“It’s a mistake not to keep the quality of life we have here,” he said. That belief has always guided him in his land development projects.
“I don’t build junk,” he said. “Everything I do, I do well.”
He wishes other developers were as conscientious.
“I’m concerned about a lot of the stuff I see going up now,” he added.
A graduate of Clemson College, Lachicotte began his real estate career in the 1960s and has been involved ever since in rentals, sales and development of real estate and golf courses on Waccamaw Neck and along the Grand Strand.
Among the developments he’s had a hand in are Waverly Plantation, River Club, Litchfield Country Club and nationally-acclaimed Caledonia and True Blue Golf clubs.
Caledonia, he said, is his favorite and will always be special to him. He eats lunch at its clubhouse several times a week and never ceases to be impressed by the beauty of the land, which he was careful to protect.
Built on the site of a former plantation, the clubhouse has a breathtaking view of rice fields on the Waccamaw River.
Visitors reach the clubhouse via a winding lane of live oaks, which Lachicotte was adamant be preserved.
The club opened in 1995, but Lachicotte and a small group of others purchased the property in 1971. They used it as a fishing club and had no idea it would eventually become a golf course, Lachicotte said.
The club is one of few that didn’t incorporate housing during development.
“There wasn’t room,” Lachicotte explained.
The courses at Caledonia are superb, Lachicotte said, but the club also attracts many non-golfers, who fill the dining room at the clubhouse every day for lunch.
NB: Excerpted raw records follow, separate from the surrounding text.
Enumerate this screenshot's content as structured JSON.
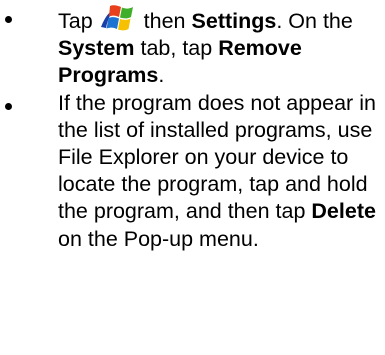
{
  "steps": [
    {
      "t1": "Tap",
      "t2": "then",
      "b1": "Settings",
      "t3": ". On the",
      "b2": "System",
      "t4": "tab, tap",
      "b3": "Remove Programs",
      "t5": ".",
      "icon": "windows-start-icon"
    },
    {
      "t1": "If the program does not appear in the list of installed programs, use File Explorer on your device to locate the program, tap and hold the program, and then tap",
      "b1": "Delete",
      "t2": "on the Pop-up menu."
    }
  ],
  "colors": {
    "text": "#000000",
    "background": "#ffffff",
    "logo_red": "#e8401c",
    "logo_green": "#3fae2a",
    "logo_blue": "#1e73d2",
    "logo_yellow": "#f5c100"
  }
}
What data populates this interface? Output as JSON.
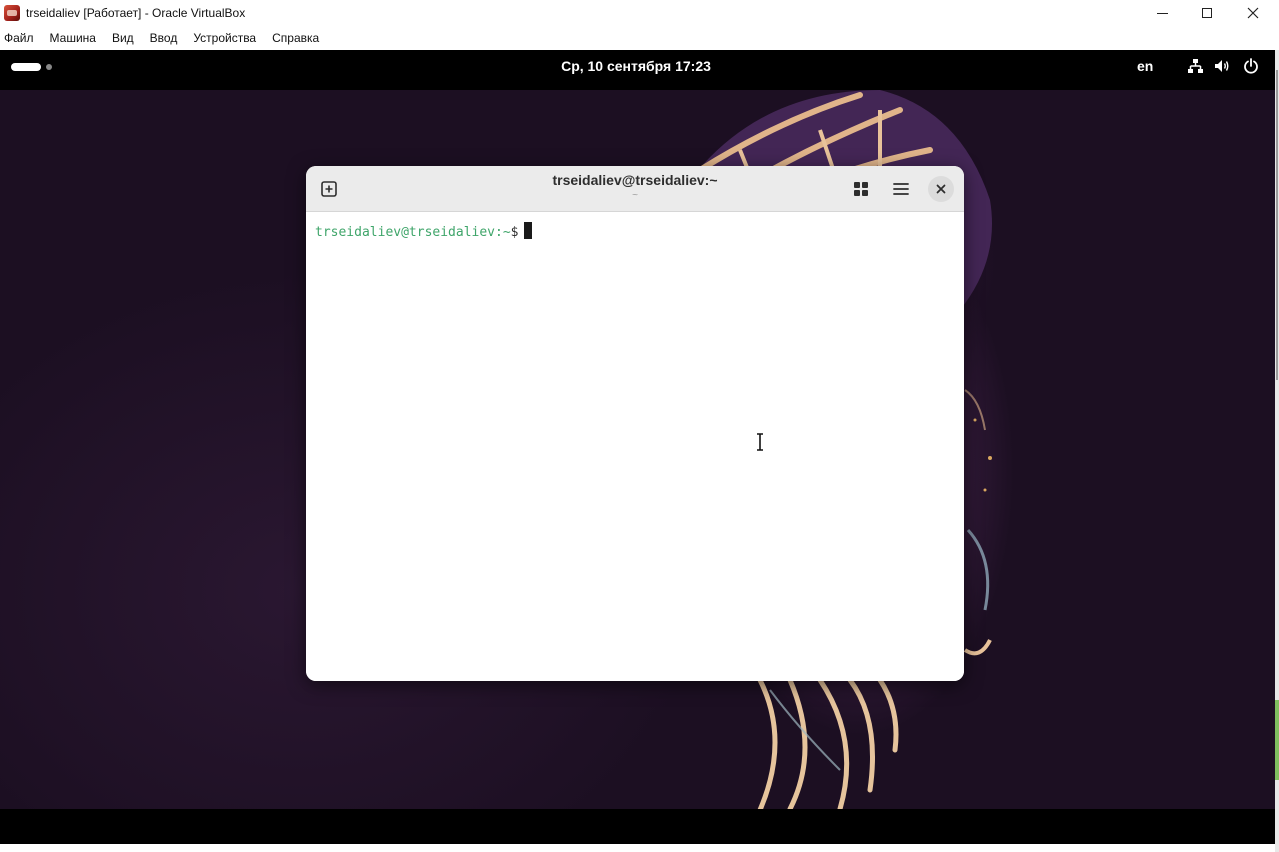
{
  "host_window": {
    "title": "trseidaliev [Работает] - Oracle VirtualBox",
    "menu": [
      "Файл",
      "Машина",
      "Вид",
      "Ввод",
      "Устройства",
      "Справка"
    ]
  },
  "guest_topbar": {
    "clock": "Ср, 10 сентября  17:23",
    "keyboard_layout": "en"
  },
  "terminal": {
    "title": "trseidaliev@trseidaliev:~",
    "subtitle": "~",
    "prompt_user_host": "trseidaliev@trseidaliev",
    "prompt_path": ":~",
    "prompt_symbol": "$"
  },
  "colors": {
    "prompt_green": "#3fa56a",
    "topbar": "#000000",
    "wallpaper": "#1f1126"
  }
}
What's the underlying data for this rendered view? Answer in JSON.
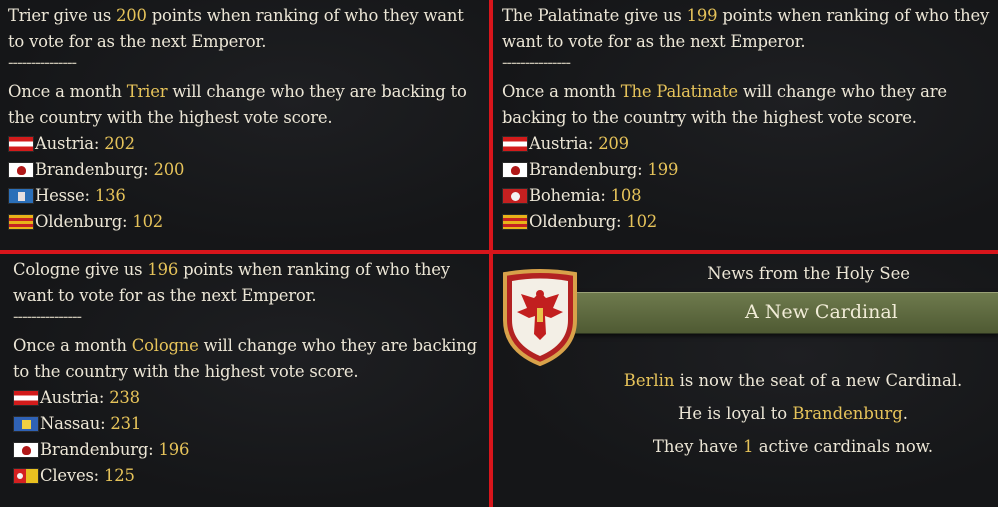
{
  "tooltips": [
    {
      "elector": "Trier",
      "points": "200",
      "intro_a": " give us ",
      "intro_b": " points when ranking of who they want to vote for as the next Emperor.",
      "separator": "---------------",
      "monthly_a": "Once a month ",
      "monthly_b": " will change who they are backing to the country with the highest vote score.",
      "scores": [
        {
          "flag": "austria-flag",
          "name": "Austria:",
          "score": "202"
        },
        {
          "flag": "brandenburg-flag",
          "name": "Brandenburg:",
          "score": "200"
        },
        {
          "flag": "hesse-flag",
          "name": "Hesse:",
          "score": "136"
        },
        {
          "flag": "oldenburg-flag",
          "name": "Oldenburg:",
          "score": "102"
        }
      ]
    },
    {
      "elector": "The Palatinate",
      "points": "199",
      "intro_a": " give us ",
      "intro_b": " points when ranking of who they want to vote for as the next Emperor.",
      "separator": "---------------",
      "monthly_a": "Once a month ",
      "monthly_b": " will change who they are backing to the country with the highest vote score.",
      "scores": [
        {
          "flag": "austria-flag",
          "name": "Austria:",
          "score": "209"
        },
        {
          "flag": "brandenburg-flag",
          "name": "Brandenburg:",
          "score": "199"
        },
        {
          "flag": "bohemia-flag",
          "name": "Bohemia:",
          "score": "108"
        },
        {
          "flag": "oldenburg-flag",
          "name": "Oldenburg:",
          "score": "102"
        }
      ]
    },
    {
      "elector": "Cologne",
      "points": "196",
      "intro_a": " give us ",
      "intro_b": " points when ranking of who they want to vote for as the next Emperor.",
      "separator": "---------------",
      "monthly_a": "Once a month ",
      "monthly_b": " will change who they are backing to the country with the highest vote score.",
      "scores": [
        {
          "flag": "austria-flag",
          "name": "Austria:",
          "score": "238"
        },
        {
          "flag": "nassau-flag",
          "name": "Nassau:",
          "score": "231"
        },
        {
          "flag": "brandenburg-flag",
          "name": "Brandenburg:",
          "score": "196"
        },
        {
          "flag": "cleves-flag",
          "name": "Cleves:",
          "score": "125"
        }
      ]
    }
  ],
  "news": {
    "header": "News from the Holy See",
    "title": "A New Cardinal",
    "emblem": "brandenburg-eagle-shield-icon",
    "line1_city": "Berlin",
    "line1_rest": " is now the seat of a new Cardinal.",
    "line2_a": "He is loyal to ",
    "line2_country": "Brandenburg",
    "line2_b": ".",
    "line3_a": "They have ",
    "line3_count": "1",
    "line3_b": " active cardinals now."
  },
  "colors": {
    "highlight": "#e6c35a",
    "divider": "#d8151b",
    "banner": "#5f6a3f"
  }
}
He estimates about 80 percent of the diners are non-golfers.
“We’ve never lost money on the dining room here,” Lachicotte said. That’s something few golf clubs can say, he added.
He attributes the accomplishment to top-notch employees and loyal customers who appreciate the quality of the food and service, as well as the view.
“You’ve got to consistently put out good food and you’ve got to work to keep good people on the staff,” Lachicotte said. “We’ve been very fortunate to have a group of employees who take pride in what they do and are more like a family. That appeals to people.”
Lachicotte said he can remember when there were only two golf courses in all of Georgetown and Horry counties, and he watched that number increase to about 130.
Litchfield Country Club and the Seagull Golf Course, which is now the Founders Club, were the first to come to Waccamaw Neck in the 1960s. They were the only courses in the area for many years, he recalled.
Lachicotte is one of 20 investors responsible for Litchfield Country Club. He said it was once a social center for the community, and the club’s dining room was a popular gathering spot.
When he got involved with the country club, Lachicotte said, he knew it would be successful, but he was still surprised by how quickly growth occurred.
Lachicotte also has interests in Ponderosa, Inc., which developed and owns Pirateland Family Campground, and Inlet Sports Lodge.
In addition to his business concerns, Lachicotte is involved in a number of community organizations. He serves on the boards of Georgetown Marine Institute, the Georgetown County Water and Sewer District and the Horry-Georgetown Technical College Foundation. He is also a trustee emeritus of Brookgreen Gardens and an active member of All Saints Church.